Work to be completed: Collect every line of the records below that contains the word "caption".

Data:
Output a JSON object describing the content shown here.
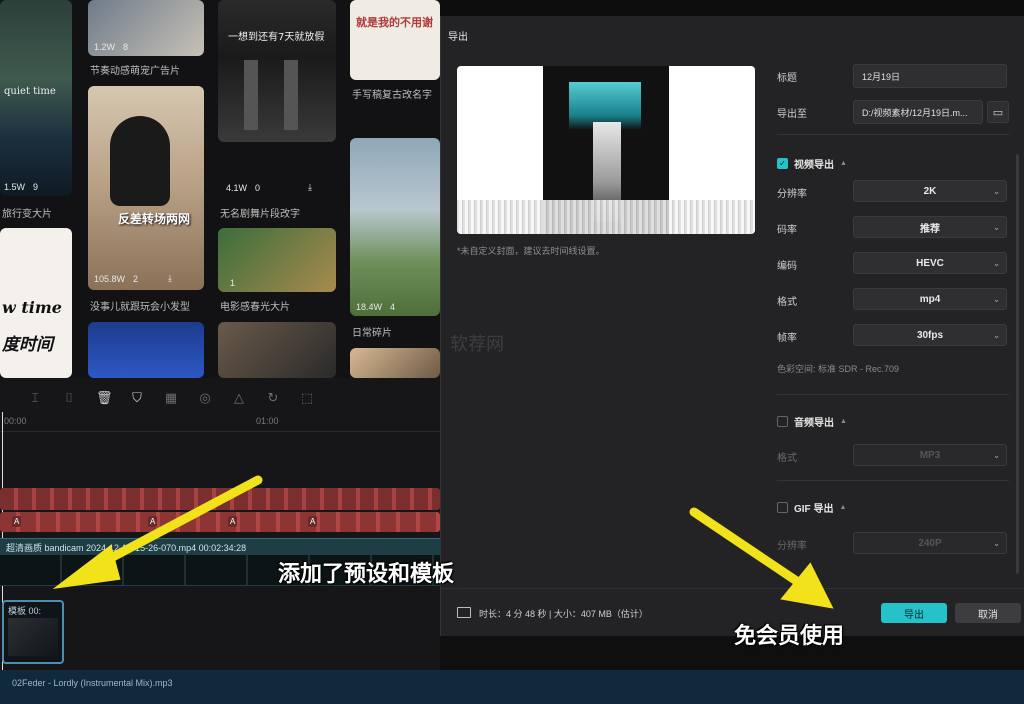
{
  "background": {
    "cards": [
      {
        "caption": "节奏动感萌宠广告片",
        "meta_uses": "1.2W",
        "meta_count": "8"
      },
      {
        "caption": "",
        "overlay": "一想到还有7天就放假"
      },
      {
        "caption": "手写稿复古改名字",
        "overlay": "就是我的不用谢"
      },
      {
        "caption": "旅行变大片",
        "meta_uses": "1.5W",
        "meta_count": "9",
        "overlay": "quiet time"
      },
      {
        "caption": "无名剧舞片段改字",
        "meta_uses": "4.1W",
        "meta_count": "0"
      },
      {
        "caption": "没事儿就跟玩会小发型",
        "meta_uses": "105.8W",
        "meta_count": "2",
        "overlay": "反差转场两网"
      },
      {
        "caption": "电影感春光大片",
        "meta_uses": "",
        "meta_count": "1"
      },
      {
        "caption": "日常碎片",
        "meta_uses": "18.4W",
        "meta_count": "4"
      },
      {
        "caption": "",
        "overlay_line1": "w time",
        "overlay_line2": "度时间"
      }
    ]
  },
  "timeline": {
    "ruler_left": "00:00",
    "ruler_mid": "01:00",
    "video_track_label": "超清画质   bandicam 2024-12-12-15-26-070.mp4   00:02:34:28",
    "template_clip_label": "模板  00:",
    "audio_track_label": "02Feder - Lordly (Instrumental Mix).mp3",
    "red_chip": "A"
  },
  "dialog": {
    "title": "导出",
    "preview_note": "*未自定义封面，建议去时间线设置。",
    "fields": {
      "title_label": "标题",
      "title_value": "12月19日",
      "export_to_label": "导出至",
      "export_to_value": "D:/视频素材/12月19日.m..."
    },
    "video_section": {
      "label": "视频导出",
      "enabled": true,
      "rows": [
        {
          "label": "分辨率",
          "value": "2K"
        },
        {
          "label": "码率",
          "value": "推荐"
        },
        {
          "label": "编码",
          "value": "HEVC"
        },
        {
          "label": "格式",
          "value": "mp4"
        },
        {
          "label": "帧率",
          "value": "30fps"
        }
      ],
      "color_space": "色彩空间:  标准 SDR - Rec.709"
    },
    "audio_section": {
      "label": "音频导出",
      "enabled": false,
      "rows": [
        {
          "label": "格式",
          "value": "MP3"
        }
      ]
    },
    "gif_section": {
      "label": "GIF 导出",
      "enabled": false,
      "rows": [
        {
          "label": "分辨率",
          "value": "240P"
        }
      ]
    },
    "footer": {
      "summary": "时长：4 分 48 秒 | 大小：407 MB（估计）",
      "export_button": "导出",
      "cancel_button": "取消"
    },
    "accent_color": "#26c2c9"
  },
  "annotations": {
    "left": "添加了预设和模板",
    "right": "免会员使用",
    "arrow_color": "#f2e21a"
  },
  "watermark": "软荐网"
}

Completed task:
        "caption": "节奏动感萌宠广告片",
        "caption": "",
        "caption": "手写稿复古改名字",
        "caption": "旅行变大片",
        "caption": "无名剧舞片段改字",
        "caption": "没事儿就跟玩会小发型",
        "caption": "电影感春光大片",
        "caption": "日常碎片",
        "caption": "",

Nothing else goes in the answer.